Yup, for some reason those seven lords of Narnia have a magic sword to place at on Alsan's table. And now our heroes must find the swords to destroy the evil.
Just curious about the logic here -- if it won't work unless all seven swords are brought to the table, what good could it possibly be to split up? Instead of seven guys working together to get teh job done, you've got seven guys trying to do it alone, and if even one of them fails, they all do . . . and they have no way of knowing if one of the others needed help . . . adding this element didn't help create a stronger story, it took a stable story and gave it a whole bunch of plot holes.
So we end up with a movie that becomes the "book to movie" cliche that they avoided in the first two movies. In The Lion, the Witch, and the Wardrobe and Prince Caspian, changes were made to amp up the action and the drama and to make it more epic. But the story remained the same. In this version, action and drama are amped up . . . but sacrificing the original story to do so. Iconic moments from the book are removed -- moments I was excited to see on the big screen brought to life by master visual effects creators.
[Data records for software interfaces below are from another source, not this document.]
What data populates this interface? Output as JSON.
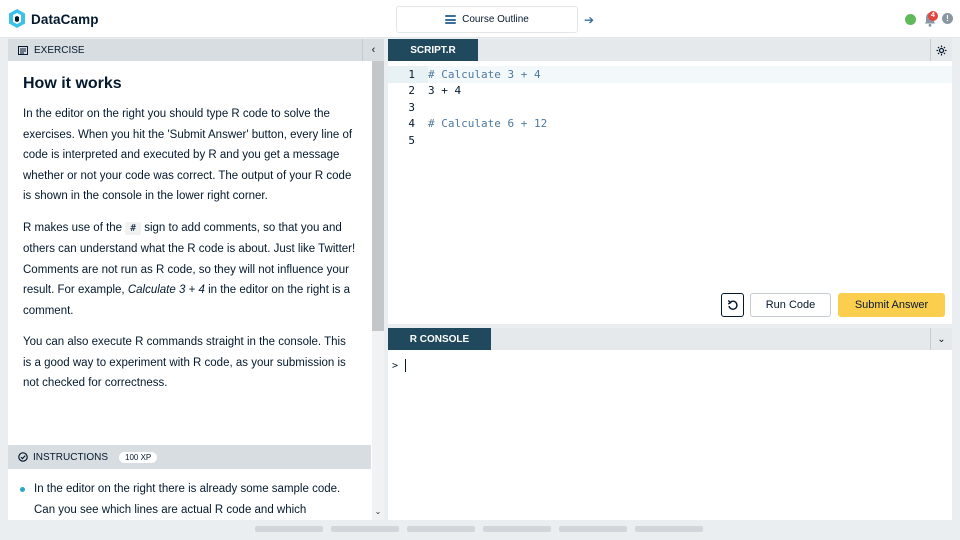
{
  "app": {
    "name": "DataCamp"
  },
  "topbar": {
    "course_outline_label": "Course Outline",
    "notification_count": "4",
    "alert_symbol": "!"
  },
  "exercise": {
    "header_label": "EXERCISE",
    "title": "How it works",
    "paragraphs": [
      "In the editor on the right you should type R code to solve the exercises. When you hit the 'Submit Answer' button, every line of code is interpreted and executed by R and you get a message whether or not your code was correct. The output of your R code is shown in the console in the lower right corner.",
      "You can also execute R commands straight in the console. This is a good way to experiment with R code, as your submission is not checked for correctness."
    ],
    "p2_part1": "R makes use of the ",
    "p2_code": "#",
    "p2_part2": " sign to add comments, so that you and others can understand what the R code is about. Just like Twitter! Comments are not run as R code, so they will not influence your result. For example, ",
    "p2_italic": "Calculate 3 + 4",
    "p2_part3": " in the editor on the right is a comment."
  },
  "instructions": {
    "header_label": "INSTRUCTIONS",
    "xp": "100 XP",
    "items": [
      "In the editor on the right there is already some sample code. Can you see which lines are actual R code and which"
    ]
  },
  "editor": {
    "tab_label": "SCRIPT.R",
    "lines": [
      {
        "num": "1",
        "text": "# Calculate 3 + 4"
      },
      {
        "num": "2",
        "text": "3 + 4"
      },
      {
        "num": "3",
        "text": ""
      },
      {
        "num": "4",
        "text": "# Calculate 6 + 12"
      },
      {
        "num": "5",
        "text": ""
      }
    ],
    "run_label": "Run Code",
    "submit_label": "Submit Answer"
  },
  "console": {
    "tab_label": "R CONSOLE",
    "prompt": ">"
  },
  "colors": {
    "accent_dark": "#21495e",
    "submit_yellow": "#fcce4e",
    "status_green": "#5eb95a",
    "notification_red": "#e6433d",
    "bullet_teal": "#2aa7c7"
  }
}
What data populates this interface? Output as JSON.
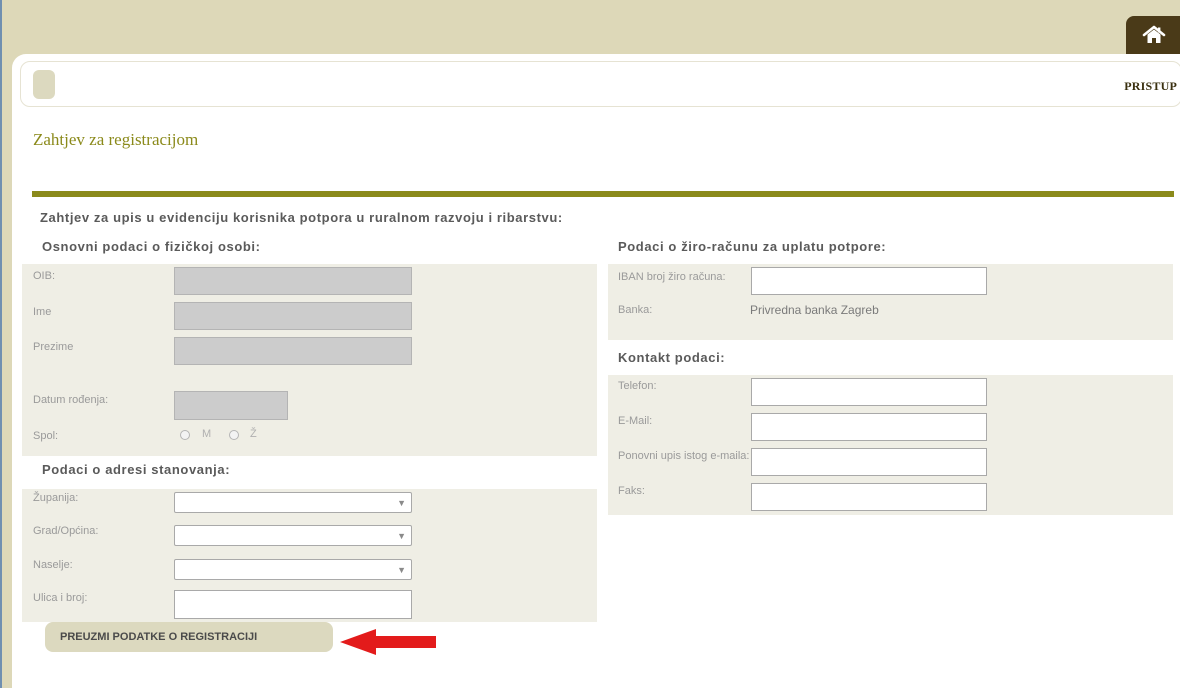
{
  "header": {
    "home_icon": "home-icon",
    "nav_link": "PRISTUP"
  },
  "page": {
    "title": "Zahtjev za registracijom",
    "form_heading": "Zahtjev za upis u evidenciju korisnika potpora u ruralnom razvoju i ribarstvu:"
  },
  "personal": {
    "heading": "Osnovni podaci o fizičkoj osobi:",
    "oib_label": "OIB:",
    "oib_value": "",
    "ime_label": "Ime",
    "ime_value": "",
    "prezime_label": "Prezime",
    "prezime_value": "",
    "datum_label": "Datum rođenja:",
    "datum_value": "",
    "spol_label": "Spol:",
    "spol_options": [
      "M",
      "Ž"
    ]
  },
  "address": {
    "heading": "Podaci o adresi stanovanja:",
    "zupanija_label": "Županija:",
    "zupanija_value": "",
    "grad_label": "Grad/Općina:",
    "grad_value": "",
    "naselje_label": "Naselje:",
    "naselje_value": "",
    "ulica_label": "Ulica i broj:",
    "ulica_value": ""
  },
  "bank": {
    "heading": "Podaci o žiro-računu za uplatu potpore:",
    "iban_label": "IBAN broj žiro računa:",
    "iban_value": "",
    "banka_label": "Banka:",
    "banka_value": "Privredna banka Zagreb"
  },
  "contact": {
    "heading": "Kontakt podaci:",
    "telefon_label": "Telefon:",
    "telefon_value": "",
    "email_label": "E-Mail:",
    "email_value": "",
    "email_repeat_label": "Ponovni upis istog e-maila:",
    "email_repeat_value": "",
    "faks_label": "Faks:",
    "faks_value": ""
  },
  "actions": {
    "download_label": "PREUZMI PODATKE O REGISTRACIJI"
  },
  "colors": {
    "accent_olive": "#8b8a1b",
    "header_band": "#ddd8b8",
    "home_tab": "#4a3a18",
    "panel_bg": "#efeee5",
    "arrow_red": "#e31b1b"
  }
}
At one point in the movie, I felt like I was watching an '80's fantasy film -- "You must find the magic weapon to destroy the world-engulfing evil!" and I had images of the Glaive flashing in my head . . . normally not a bad thing.
So overall, we get a well made movie with familiar characters . . . but it's just not Voyage of the Dawn Treader. I'll watch it again. My son was excited about this Narnia movie in the same way I got excited about Star Wars movies. Fortunately, he loves the Narnia books as well.
It's not a bad story. It just felt like big budget fan fiction.
Now, were the spiritual elements lost in the midst of this? Surprisingly, no. There's some really good moments with Aslan and about Aslan. The director and writers were trying to be true, I think, to the intent of the book, and Lewis' ideas. For some reason, though, they just didn't have the same goal for the story.
(Let's address the Liam Neesan controversy for a moment. Mr. Neesan said, "Aslan symbolises a Christlike figure, but he also symbolises for me Mohammed, Buddha and all the great spiritual leaders and prophets over the centuries. That’s who Aslan stands for as well as a mentor figure for kids – that’s what he means for me." You can't fault him, though, for misunderstanding the difference between Christ and Mohammed & Buddha. Christ is a personal, living part of God who wants a personal relationship with us -- not just a dead mentor. And this shines through brilliantly in the movie. Aslan reveals to Lucy in the end of the movie (and the book) that the reason Peter, Susan, Edmund, Lucy, Eustace, and (eventually, Jill Pole) is so they might get to know Aslan better in our world. That's one of C.S. Lewis' intents for writing these stories as well -- to show us Jesus and help us know him better here.)
So, I do hope Walden Media gets the chance to do Silver Chair, which they should find less challenging to actually use the story as it is. I want to see more of Eustace, and he can carry that film. And I really want to see The Horse and His Boy made into a film (which would allow Peter, Susan, Edmund, and Lucy to appear). But I fear that this is the last we'll see of Narnia on the silver screen. I had hopes for all seven movies to be made, but as of December 15 (six days after opening) Dawn Treader has only made back $112 million of its $155 million budget. It will make money, I think, but it's not a smash hit.
Final thoughts: it's a good movie, it's fun, it's kid-friendly (more than the other two). But I'm a grumpy old man . . .